Driving under the influence
Driving under the influence is the offense of driving, operating or being in control of a vehicle while impaired by alcohol or drugs (both recreational drugs and those prescribed by physicians). Lab results from blood or oral fluid tests are shared with the Unit Illicit drugs.
Drug-related infectious diseases
Sharing of drug use equipment (e.g. to inject or to inhale) increases the risk of transmitting and acquiring blood-borne infections, such as HIV, hepatitis B or C viruses (HBV and HCV), and invasive bacterial infections. These drug-related infectious diseases constitute a high morbidity and mortality burden among people who inject drugs and people who inhale drugs. Drug use before and during sex is also linked to an increased risk to get infected by viruses such as HIV, HCV and bacterial sexually transmitted infections.
To monitor these drug-related infectious diseases, the Unit Illicit drugs:

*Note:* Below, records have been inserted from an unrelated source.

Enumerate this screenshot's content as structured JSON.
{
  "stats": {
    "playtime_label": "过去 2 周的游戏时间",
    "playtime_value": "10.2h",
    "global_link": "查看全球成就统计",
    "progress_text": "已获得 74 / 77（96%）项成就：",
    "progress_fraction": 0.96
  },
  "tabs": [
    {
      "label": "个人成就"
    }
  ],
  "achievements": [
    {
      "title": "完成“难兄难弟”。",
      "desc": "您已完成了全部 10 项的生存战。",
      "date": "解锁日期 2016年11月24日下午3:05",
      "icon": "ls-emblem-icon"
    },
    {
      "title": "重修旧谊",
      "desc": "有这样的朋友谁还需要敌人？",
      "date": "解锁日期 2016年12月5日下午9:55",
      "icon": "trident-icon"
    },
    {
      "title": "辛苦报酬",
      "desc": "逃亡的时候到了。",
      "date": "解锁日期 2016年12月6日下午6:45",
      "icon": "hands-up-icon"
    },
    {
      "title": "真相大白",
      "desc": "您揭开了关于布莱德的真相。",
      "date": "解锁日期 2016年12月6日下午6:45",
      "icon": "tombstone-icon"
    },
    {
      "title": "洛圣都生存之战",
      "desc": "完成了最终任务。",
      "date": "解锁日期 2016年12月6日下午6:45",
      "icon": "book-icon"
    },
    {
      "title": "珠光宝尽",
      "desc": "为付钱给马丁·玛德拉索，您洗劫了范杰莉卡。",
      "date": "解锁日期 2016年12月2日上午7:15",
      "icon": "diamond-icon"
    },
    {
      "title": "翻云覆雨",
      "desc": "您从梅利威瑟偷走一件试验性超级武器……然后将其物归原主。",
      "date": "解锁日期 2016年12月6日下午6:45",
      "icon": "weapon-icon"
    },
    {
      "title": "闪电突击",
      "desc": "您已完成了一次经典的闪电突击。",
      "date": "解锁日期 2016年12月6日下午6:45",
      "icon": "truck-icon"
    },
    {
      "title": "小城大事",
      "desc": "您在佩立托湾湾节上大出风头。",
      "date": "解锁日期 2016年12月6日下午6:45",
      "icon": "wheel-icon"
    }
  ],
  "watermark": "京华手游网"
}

- analyses the HIV register managed by Sciensano, TBC register and the registrations of the medical social care centres in Belgium.
- actively undertakes specific studies (e.g. Push, PRS20).
High-risk drug use
This indicator collects data on the prevalence and incidence of recurrent drug use that is causing actual harms (negative consequences) to a person (including dependence, but also other health, psychological or social problems), or is placing that person at a high risk of suffering. Two well known drug use patterns considered as high-risk drug use are injecting drug use and opioid use. These types of drug use can be monitored mainly through the treatment demand indicator (TDI) or through specific projects that include self-reported questionnaires (e.g. Push or Drug Vibes).
Mental health comorbidities
Mental health problems are common among people with a substance use disorder. These patients exhibit more severe clinical and psychosocial problems than those patients without additional mental health problems.
Self-reported questionnaires can assess the presence of mental health comorbidities. These tools can be included in surveys such as Drug Vibes and the Health Interview Survey.
Sciensano also monitors the pilot-project ‘dual diagnose’ of the ministry of Public Health, which created 2 specific units in hospitals for the treatment of patients with a diagnosis of both mental health and addiction.
Burden of disease
The Belgian national burden of disease study quantifies the health impact of 37 key diseases, including drug and alcohol use disorders, in terms of Disability-Adjusted Life Years (healthy life years lost due to morbidity and mortality).
Please visit our Unit Illicit drugs pagefor more information about our work on drug-related monitoring, research and support to policymakers.